Many associate the changing colors during fall with cooler weather. Turns out, it’s the light -- or lack thereof.

Hint of fall in Winter Garden, Florida (WKMG)

This year, the autumnal equinox began September 23. The running joke is that fall arrives everywhere but Florida because, let’s face it, the heat doesn’t disappear for very long here.

What does disappear, though, is the amount of daylight. The days get shorter, cold front or no cold front.

Chlorophyll is responsible for giving foliage its green color. As days get shorter, changes start taking place in deciduous plants and trees. Less light means less nutrients for the plant. Trees react to this change by breaking down chlorophyll, reducing the amount of green, thereby exposing the yellows, oranges and vibrant reds associated with the fall season.

Once winter arrives, most of the leaves are brown as a result of all the nutrients in the leaves being reabsorbed by the tree.

Weather does make or break the amount of vivid color seen during fall. The more rain that falls during summer, combined with the slightly cooler and drier days of fall, results in the brightest colors.
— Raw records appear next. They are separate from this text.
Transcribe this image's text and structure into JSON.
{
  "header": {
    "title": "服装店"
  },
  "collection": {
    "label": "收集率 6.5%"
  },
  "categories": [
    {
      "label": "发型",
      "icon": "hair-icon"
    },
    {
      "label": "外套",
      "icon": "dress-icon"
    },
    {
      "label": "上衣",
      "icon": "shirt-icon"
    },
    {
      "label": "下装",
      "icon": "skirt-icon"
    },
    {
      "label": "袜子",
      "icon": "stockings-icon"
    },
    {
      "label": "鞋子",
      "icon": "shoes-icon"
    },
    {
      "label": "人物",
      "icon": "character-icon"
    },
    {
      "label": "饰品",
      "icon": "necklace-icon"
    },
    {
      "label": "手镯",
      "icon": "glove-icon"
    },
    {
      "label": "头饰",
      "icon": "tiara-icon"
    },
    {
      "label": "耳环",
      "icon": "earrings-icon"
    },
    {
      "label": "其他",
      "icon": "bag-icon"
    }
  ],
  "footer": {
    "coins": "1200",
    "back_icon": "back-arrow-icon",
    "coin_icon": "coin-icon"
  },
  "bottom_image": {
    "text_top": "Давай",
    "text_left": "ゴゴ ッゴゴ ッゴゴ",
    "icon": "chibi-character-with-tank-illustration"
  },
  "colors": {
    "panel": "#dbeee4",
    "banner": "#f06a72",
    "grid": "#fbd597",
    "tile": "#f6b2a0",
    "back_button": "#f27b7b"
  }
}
If a drought is present, trees will drop leaves to prep for the winter shutdown before the full color is reached in the leaf. Freezing or frost conditions during the longer nights can also cause this process to be stopped, leading to less color and a lot more brown.

Fall foliage brings in peak tourism

While the northern states are known for peak foliage during fall, there are places in Florida where the red maples live up to their name.

From late October through mid-November, the more north you go, the more fall colors you get.

Sure, it happens later in the season after other states have passed peak foliage, but it’s worth the wait.

The Florida Panhandle is the best place to start. About an hour west of Tallahassee and north of Bristol sits Torreya State Park, where the stunning colors of fall can be seen on the southernmost section of the Appalachian mountain range.

Torreya State Park is about an hour west of Tallahassee and roughly 13 miles north of Bristol in northwest Florida. (Florida State Parks)

Gainesville is also a great spot to see the bright colors of the Florida maple, sweetgum, persimmon and sugarberry trees.

Stunning fall foliage even happens right here in Central Florida. Just head to Wekiwa State Park in Apopka to see the yellows and oranges among the cypress and maple trees that grow between the popular palms we all know and love.

Here’s to a great fall. Enjoy!

About the Author:

Emmy Award Winning Meteorologist Samara Cokinos joined the News 6 team in September 2017. In her free time, she loves running and being outside.